Today was a day dedicated to investigated the story of Snow White. I had the opportunity to go to Bad Wildungen which is a spa-town just outside Kassel, Germany. This is where the first traces of the story are rumored to have originated. The daughter of the count, Margaretha of Waldeck, was poisoned at a young age. This seemed to have sparked the idea of a heroine meeting a similar fate. Here is the house where young Margaretha lived….
Just outside Bad Wildungen is a small mining village called Bergfreiheit. This village was started by the brother of Margaretha and is also tied to the inspiration for the fairy tale. I stopped to visit Snow White’s cottage and just down the road were the seven dwarfs.
I may have been whistling the tune for Disney’s version of Snow White in that last picture 😂. Did you know that Snow White and the Seven Dwarfs was Disney’s first animated feature film? It is so mind boggling that I got to venture to the place where the story started!
Here’s a link to the original Grimm version of Snow White.
Good day from Germany! I made it and my new adventure is off to a great start with a trip to Steinau an der Straße, the village where the Grimm brothers grew up. I lucked out because today they had a special Rapunzel Faire. There were lots of activities, towers with hair coming down, and women with long, braided wigs running around.

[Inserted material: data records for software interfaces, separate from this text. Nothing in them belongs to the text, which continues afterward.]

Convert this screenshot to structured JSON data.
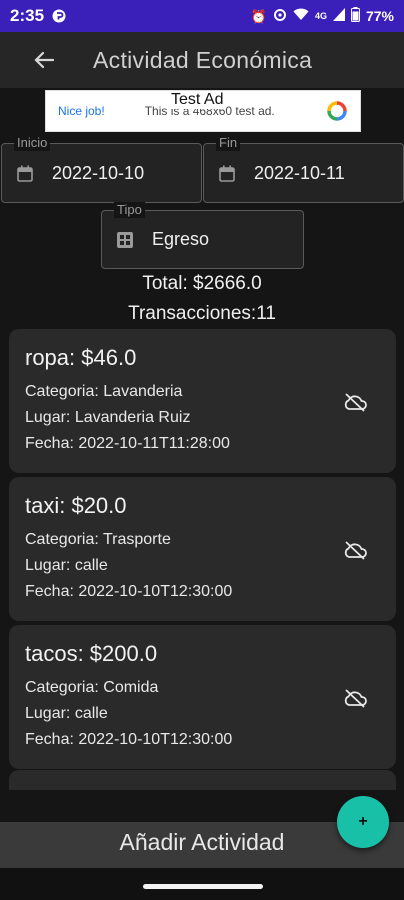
{
  "status_bar": {
    "time": "2:35",
    "network": "4G",
    "battery": "77%"
  },
  "app_bar": {
    "back_icon": "arrow-left-icon",
    "title": "Actividad Económica"
  },
  "ad": {
    "left_text": "Nice job!",
    "center_text": "This is a 468x60 test ad.",
    "tag": "Test Ad"
  },
  "filters": {
    "start": {
      "label": "Inicio",
      "value": "2022-10-10",
      "icon": "calendar-icon"
    },
    "end": {
      "label": "Fin",
      "value": "2022-10-11",
      "icon": "calendar-icon"
    },
    "type": {
      "label": "Tipo",
      "value": "Egreso",
      "icon": "grid-icon"
    }
  },
  "summary": {
    "total": "Total: $2666.0",
    "count": "Transacciones:11"
  },
  "transactions": [
    {
      "title": "ropa: $46.0",
      "category": "Categoria: Lavanderia",
      "place": "Lugar: Lavanderia Ruiz",
      "date": "Fecha: 2022-10-11T11:28:00",
      "action_icon": "cloud-off-icon"
    },
    {
      "title": "taxi: $20.0",
      "category": "Categoria: Trasporte",
      "place": "Lugar: calle",
      "date": "Fecha: 2022-10-10T12:30:00",
      "action_icon": "cloud-off-icon"
    },
    {
      "title": "tacos: $200.0",
      "category": "Categoria: Comida",
      "place": "Lugar: calle",
      "date": "Fecha: 2022-10-10T12:30:00",
      "action_icon": "cloud-off-icon"
    }
  ],
  "bottom": {
    "add_label": "Añadir Actividad",
    "fab_label": "+"
  },
  "colors": {
    "status_bar": "#3a1fb8",
    "accent_fab": "#19c0a8",
    "background": "#151515",
    "card": "#2a2a2a"
  }
}
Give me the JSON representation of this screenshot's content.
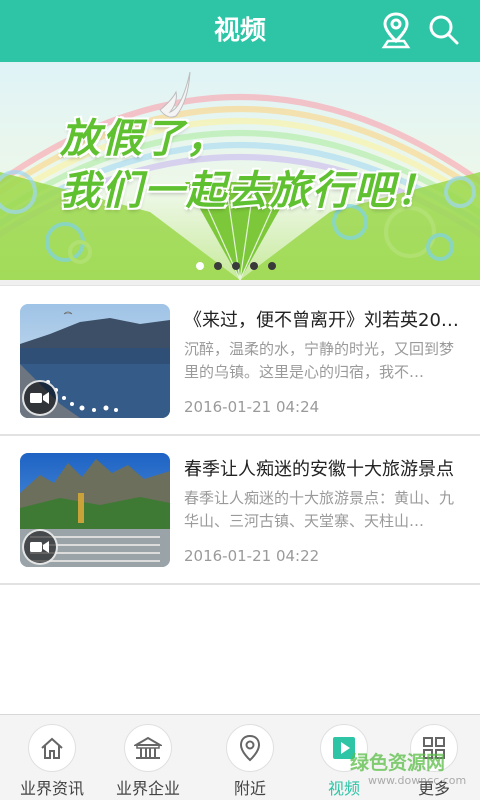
{
  "header": {
    "title": "视频"
  },
  "banner": {
    "line1": "放假了，",
    "line2": "我们一起去旅行吧！",
    "slide_count": 5,
    "active_slide": 1
  },
  "videos": [
    {
      "title": "《来过，便不曾离开》刘若英20…",
      "desc": "沉醉，温柔的水，宁静的时光，又回到梦里的乌镇。这里是心的归宿，我不…",
      "time": "2016-01-21 04:24"
    },
    {
      "title": "春季让人痴迷的安徽十大旅游景点",
      "desc": "春季让人痴迷的十大旅游景点：黄山、九华山、三河古镇、天堂寨、天柱山…",
      "time": "2016-01-21 04:22"
    }
  ],
  "nav": {
    "items": [
      {
        "label": "业界资讯",
        "icon": "home-icon"
      },
      {
        "label": "业界企业",
        "icon": "building-icon"
      },
      {
        "label": "附近",
        "icon": "location-pin-icon"
      },
      {
        "label": "视频",
        "icon": "play-icon"
      },
      {
        "label": "更多",
        "icon": "grid-icon"
      }
    ],
    "active_index": 3
  },
  "watermark": {
    "text": "绿色资源网",
    "sub": "www.downcc.com"
  },
  "colors": {
    "accent": "#2ec5a7",
    "banner_text": "#5fc030"
  }
}
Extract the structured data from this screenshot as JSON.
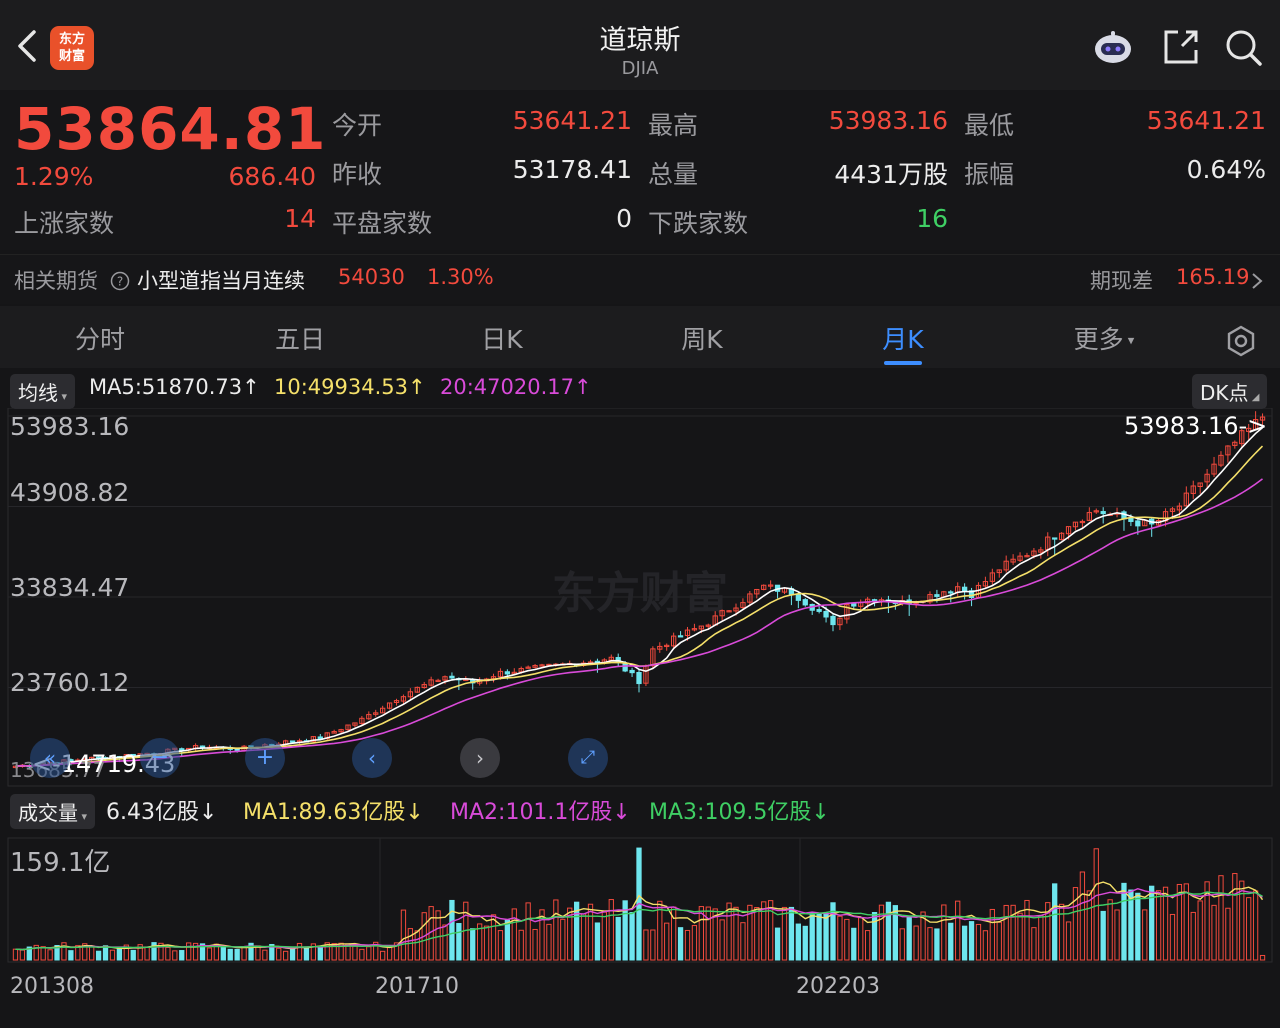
{
  "header": {
    "title": "道琼斯",
    "subtitle": "DJIA",
    "logo_text": "东方财富"
  },
  "quote": {
    "price": "53864.81",
    "change_pct": "1.29%",
    "change": "686.40",
    "open_label": "今开",
    "open": "53641.21",
    "high_label": "最高",
    "high": "53983.16",
    "low_label": "最低",
    "low": "53641.21",
    "prev_close_label": "昨收",
    "prev_close": "53178.41",
    "volume_label": "总量",
    "volume": "4431万股",
    "amplitude_label": "振幅",
    "amplitude": "0.64%",
    "advancers_label": "上涨家数",
    "advancers": "14",
    "unchanged_label": "平盘家数",
    "unchanged": "0",
    "decliners_label": "下跌家数",
    "decliners": "16"
  },
  "futures": {
    "label": "相关期货",
    "name": "小型道指当月连续",
    "price": "54030",
    "pct": "1.30%",
    "basis_label": "期现差",
    "basis": "165.19"
  },
  "tabs": [
    {
      "label": "分时"
    },
    {
      "label": "五日"
    },
    {
      "label": "日K"
    },
    {
      "label": "周K"
    },
    {
      "label": "月K"
    },
    {
      "label": "更多"
    }
  ],
  "active_tab": "月K",
  "ma": {
    "selector": "均线",
    "ma5": "MA5:51870.73↑",
    "ma10": "10:49934.53↑",
    "ma20": "20:47020.17↑",
    "dk_button": "DK点"
  },
  "volume_row": {
    "selector": "成交量",
    "vol": "6.43亿股↓",
    "ma1": "MA1:89.63亿股↓",
    "ma2": "MA2:101.1亿股↓",
    "ma3": "MA3:109.5亿股↓",
    "max_label": "159.1亿"
  },
  "colors": {
    "up": "#f24a3d",
    "down": "#6ee6ee",
    "ma5": "#ffffff",
    "ma10": "#f5e06a",
    "ma20": "#d94bd9",
    "accent": "#3d8eff"
  },
  "chart_data": {
    "type": "candlestick",
    "price_axis_labels": [
      "53983.16",
      "43908.82",
      "33834.47",
      "23760.12",
      "13685.77"
    ],
    "ylim": [
      13685.77,
      53983.16
    ],
    "max_marker": "53983.16->",
    "min_marker": "<-14719.43",
    "x_tick_labels": [
      "201308",
      "201710",
      "202203"
    ],
    "watermark": "东方财富",
    "anchor_closes": [
      [
        0,
        15000
      ],
      [
        10,
        15800
      ],
      [
        20,
        16500
      ],
      [
        27,
        17200
      ],
      [
        32,
        16900
      ],
      [
        38,
        17600
      ],
      [
        44,
        18200
      ],
      [
        50,
        20200
      ],
      [
        56,
        23000
      ],
      [
        62,
        25000
      ],
      [
        66,
        24300
      ],
      [
        70,
        25400
      ],
      [
        76,
        26000
      ],
      [
        82,
        26600
      ],
      [
        86,
        27000
      ],
      [
        90,
        24500
      ],
      [
        92,
        28000
      ],
      [
        96,
        29500
      ],
      [
        100,
        31000
      ],
      [
        104,
        33000
      ],
      [
        108,
        35000
      ],
      [
        112,
        34400
      ],
      [
        116,
        32200
      ],
      [
        118,
        30500
      ],
      [
        120,
        33000
      ],
      [
        124,
        33800
      ],
      [
        128,
        33200
      ],
      [
        132,
        34000
      ],
      [
        136,
        35000
      ],
      [
        138,
        34200
      ],
      [
        142,
        37000
      ],
      [
        148,
        39500
      ],
      [
        152,
        42000
      ],
      [
        156,
        43500
      ],
      [
        160,
        42500
      ],
      [
        164,
        41800
      ],
      [
        168,
        44000
      ],
      [
        172,
        47500
      ],
      [
        176,
        51000
      ],
      [
        180,
        53864.81
      ]
    ],
    "volume_ylim": [
      0,
      159.1
    ],
    "volume_unit": "亿股"
  }
}
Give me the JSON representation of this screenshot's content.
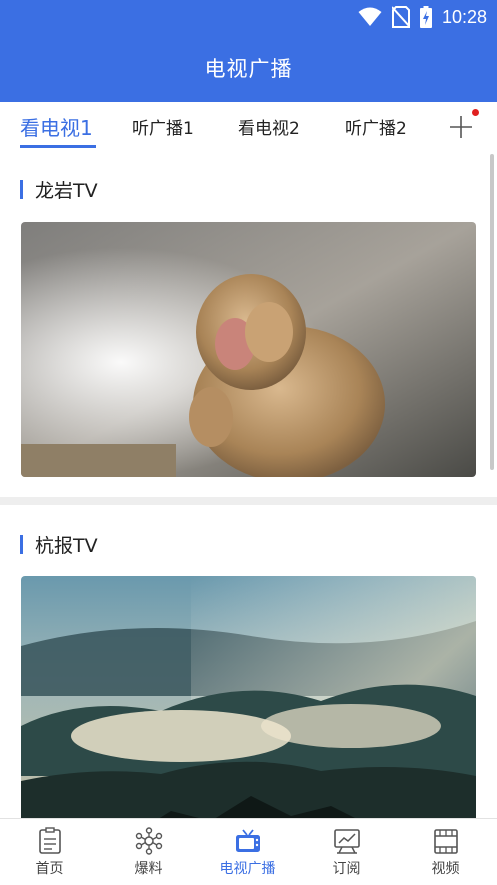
{
  "status": {
    "time": "10:28"
  },
  "header": {
    "title": "电视广播"
  },
  "tabs": [
    {
      "label": "看电视1"
    },
    {
      "label": "听广播1"
    },
    {
      "label": "看电视2"
    },
    {
      "label": "听广播2"
    }
  ],
  "sections": [
    {
      "title": "龙岩TV"
    },
    {
      "title": "杭报TV"
    }
  ],
  "nav": [
    {
      "label": "首页",
      "icon": "clipboard-icon"
    },
    {
      "label": "爆料",
      "icon": "share-network-icon"
    },
    {
      "label": "电视广播",
      "icon": "tv-icon"
    },
    {
      "label": "订阅",
      "icon": "chart-board-icon"
    },
    {
      "label": "视频",
      "icon": "film-strip-icon"
    }
  ],
  "colors": {
    "accent": "#3b6fe3",
    "badge": "#e02020"
  }
}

Unfortunately, I missed out on the puppet show but got to see a performance just outside the Grimm brothers’ childhood home.
Their home is now a museum dedicated to their lives and work. Sadly, I was not allowed to take any photos (I couldn’t even take my camera inside). But, I did get a picture of the outside.
Their house was actually a courthouse with living quarters upstairs. Philipp Wilhelm Grimm, their father, was the magistrate. The upstairs is now dedicated to the fairy tales the Grimm brothers are so well known for but the bottom floor had portraits and the history of the family.
My favorite part of this charming fairy tale town was a fountain depicting images from various fairy tales with Rapunzel and the prince at the top.
Here’s a link to the Grimm version of Rapunzel. Tomorrow I’m off to Kassel and to learn more about Snow White.
I was very fortunate to receive the travel grant in 2016. (Here’s a link to my past Travel Blog.) It was and continues to be a life-changing experience. I have loved incorporating story and how people tell their story into my teaching at Curtis.
I am so very lucky to be able to continue my journey this summer! My trip this August will continue to look at stories with a focus on discovering the origins of popular fairy tales. I will be venturing to the homelands of the Brothers Grimm and Hans Christian Andersen, Germany and Denmark respectively, exploring why these stories hold such power and sway over the imaginations of adults and children today.